# Study material
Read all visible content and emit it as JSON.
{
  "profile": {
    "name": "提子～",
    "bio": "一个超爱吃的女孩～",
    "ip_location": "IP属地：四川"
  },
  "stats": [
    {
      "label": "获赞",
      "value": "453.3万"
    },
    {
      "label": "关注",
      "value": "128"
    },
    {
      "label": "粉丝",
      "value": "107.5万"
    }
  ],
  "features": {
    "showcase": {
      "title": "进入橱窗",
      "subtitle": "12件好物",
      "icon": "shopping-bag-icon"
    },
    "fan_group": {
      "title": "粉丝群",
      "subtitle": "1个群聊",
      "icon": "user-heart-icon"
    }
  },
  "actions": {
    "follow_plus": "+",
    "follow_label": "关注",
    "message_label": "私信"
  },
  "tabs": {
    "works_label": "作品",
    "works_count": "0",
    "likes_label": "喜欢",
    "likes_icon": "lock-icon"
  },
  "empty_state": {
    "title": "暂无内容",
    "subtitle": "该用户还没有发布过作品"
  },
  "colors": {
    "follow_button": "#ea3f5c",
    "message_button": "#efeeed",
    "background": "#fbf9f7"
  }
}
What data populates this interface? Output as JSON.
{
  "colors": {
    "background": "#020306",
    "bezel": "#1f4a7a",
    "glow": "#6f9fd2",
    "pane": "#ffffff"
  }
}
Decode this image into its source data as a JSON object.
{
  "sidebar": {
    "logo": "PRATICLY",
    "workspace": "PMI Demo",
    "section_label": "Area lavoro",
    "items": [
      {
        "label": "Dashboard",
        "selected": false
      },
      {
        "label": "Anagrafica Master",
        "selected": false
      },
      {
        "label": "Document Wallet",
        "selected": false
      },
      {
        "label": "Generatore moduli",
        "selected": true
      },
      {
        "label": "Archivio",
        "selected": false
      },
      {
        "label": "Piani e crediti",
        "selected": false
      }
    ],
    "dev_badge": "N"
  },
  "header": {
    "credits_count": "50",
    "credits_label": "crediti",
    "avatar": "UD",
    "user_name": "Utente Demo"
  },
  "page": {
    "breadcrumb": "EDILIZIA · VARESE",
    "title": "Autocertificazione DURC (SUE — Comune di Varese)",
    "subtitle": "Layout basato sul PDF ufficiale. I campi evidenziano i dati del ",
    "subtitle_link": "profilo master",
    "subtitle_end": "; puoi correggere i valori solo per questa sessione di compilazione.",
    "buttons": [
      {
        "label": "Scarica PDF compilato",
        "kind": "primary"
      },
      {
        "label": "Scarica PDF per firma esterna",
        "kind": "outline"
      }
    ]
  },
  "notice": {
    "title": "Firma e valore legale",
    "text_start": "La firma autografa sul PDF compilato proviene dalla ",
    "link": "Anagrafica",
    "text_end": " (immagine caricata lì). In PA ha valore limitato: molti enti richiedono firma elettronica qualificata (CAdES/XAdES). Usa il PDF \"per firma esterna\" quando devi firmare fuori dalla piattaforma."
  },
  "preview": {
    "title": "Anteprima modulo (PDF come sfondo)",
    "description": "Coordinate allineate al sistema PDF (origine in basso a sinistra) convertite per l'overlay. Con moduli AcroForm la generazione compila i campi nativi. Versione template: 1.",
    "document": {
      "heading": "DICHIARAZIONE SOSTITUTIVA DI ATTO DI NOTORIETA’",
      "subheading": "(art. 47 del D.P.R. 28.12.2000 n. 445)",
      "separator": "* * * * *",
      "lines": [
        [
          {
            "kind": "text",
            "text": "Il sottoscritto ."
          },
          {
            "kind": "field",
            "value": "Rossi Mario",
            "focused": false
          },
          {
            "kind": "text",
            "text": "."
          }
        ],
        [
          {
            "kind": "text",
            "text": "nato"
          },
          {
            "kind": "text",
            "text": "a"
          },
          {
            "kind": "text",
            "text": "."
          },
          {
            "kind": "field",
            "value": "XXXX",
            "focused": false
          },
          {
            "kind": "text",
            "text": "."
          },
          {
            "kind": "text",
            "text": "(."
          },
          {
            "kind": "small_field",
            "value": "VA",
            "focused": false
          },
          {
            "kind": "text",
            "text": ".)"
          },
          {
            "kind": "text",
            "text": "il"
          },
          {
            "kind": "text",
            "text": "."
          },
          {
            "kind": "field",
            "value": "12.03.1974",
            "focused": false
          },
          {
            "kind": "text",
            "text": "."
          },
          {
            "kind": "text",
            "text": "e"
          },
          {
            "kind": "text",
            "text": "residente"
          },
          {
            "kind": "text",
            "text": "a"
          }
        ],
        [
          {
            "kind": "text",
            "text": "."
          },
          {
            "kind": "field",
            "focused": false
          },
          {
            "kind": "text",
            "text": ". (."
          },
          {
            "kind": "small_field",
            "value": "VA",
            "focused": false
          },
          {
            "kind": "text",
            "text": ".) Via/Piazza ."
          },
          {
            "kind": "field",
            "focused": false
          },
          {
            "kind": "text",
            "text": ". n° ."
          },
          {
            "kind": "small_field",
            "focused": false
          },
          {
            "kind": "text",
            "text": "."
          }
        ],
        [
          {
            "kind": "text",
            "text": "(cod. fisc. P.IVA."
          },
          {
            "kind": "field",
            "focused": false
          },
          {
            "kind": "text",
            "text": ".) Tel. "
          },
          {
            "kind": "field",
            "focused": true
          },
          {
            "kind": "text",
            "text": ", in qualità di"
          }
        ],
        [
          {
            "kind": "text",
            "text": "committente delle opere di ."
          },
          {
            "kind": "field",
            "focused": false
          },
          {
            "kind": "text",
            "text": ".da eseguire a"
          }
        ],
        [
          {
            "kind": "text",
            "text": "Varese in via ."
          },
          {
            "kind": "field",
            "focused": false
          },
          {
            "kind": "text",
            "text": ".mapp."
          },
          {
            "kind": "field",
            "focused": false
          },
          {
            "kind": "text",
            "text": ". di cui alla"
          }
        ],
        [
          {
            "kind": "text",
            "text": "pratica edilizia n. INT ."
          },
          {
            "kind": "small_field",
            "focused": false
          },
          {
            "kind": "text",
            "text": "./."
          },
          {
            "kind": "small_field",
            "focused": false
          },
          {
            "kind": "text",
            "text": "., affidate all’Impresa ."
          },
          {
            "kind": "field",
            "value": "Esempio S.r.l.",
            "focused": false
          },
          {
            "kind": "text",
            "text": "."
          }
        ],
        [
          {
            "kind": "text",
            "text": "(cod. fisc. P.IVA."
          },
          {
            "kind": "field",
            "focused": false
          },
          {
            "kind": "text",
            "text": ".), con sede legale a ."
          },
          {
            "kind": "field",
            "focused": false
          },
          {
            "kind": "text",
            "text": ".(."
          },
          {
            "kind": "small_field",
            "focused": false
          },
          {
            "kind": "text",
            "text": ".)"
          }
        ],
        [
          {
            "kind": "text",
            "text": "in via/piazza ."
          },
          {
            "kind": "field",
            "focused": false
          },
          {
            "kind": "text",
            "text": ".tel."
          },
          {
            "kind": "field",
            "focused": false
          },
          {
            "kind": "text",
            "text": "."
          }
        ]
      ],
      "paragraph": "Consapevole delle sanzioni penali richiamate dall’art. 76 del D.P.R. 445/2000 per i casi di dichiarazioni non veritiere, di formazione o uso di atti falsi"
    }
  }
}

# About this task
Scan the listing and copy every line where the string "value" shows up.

# Response to this task
      "value": "453.3万"
      "value": "128"
      "value": "107.5万"
            "value": "Rossi Mario",
            "value": "XXXX",
            "value": "VA",
            "value": "12.03.1974",
            "value": "VA",
            "value": "Esempio S.r.l.",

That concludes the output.